Determining the processes that shape the relative timing of energetically-costly events in the annual cycle of migrating birds is important to our understanding of avian phenology and ecology. We paired satellite tracking and hydrogen stable isotope analysis (δ2H) to examine the relative timing of two such events – migration and feather molting – in tundra swans from four breeding areas in Alaska, USA. Our results show a trend of increasing intra-individual variability in breast feather δ2H values with increasing migration distance, suggesting the overlap of breast feather molting and migration. However, when individual samples were pooled by breeding area, the δ2H values of breast and head feathers showed no trend with migration distance, presumably resulting from high levels of inter-individual variability in δ2H values within each breeding area. We explore potential reasons for this variability, propose potential mechanisms influencing feather δ2H values of tundra swans, and recommend further research into methods for exploring the temporal configuration of events in the annual cycle of migrating birds.

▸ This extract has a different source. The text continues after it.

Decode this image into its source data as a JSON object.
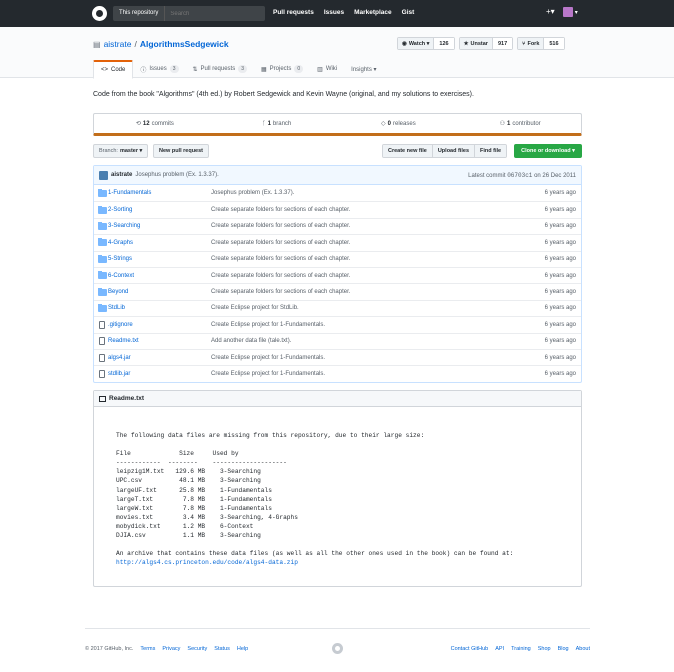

- Digital Object Identifier: 10.1515/ami-2020-0102
- Source: USGS Publications Warehouse (indexId: 70216383)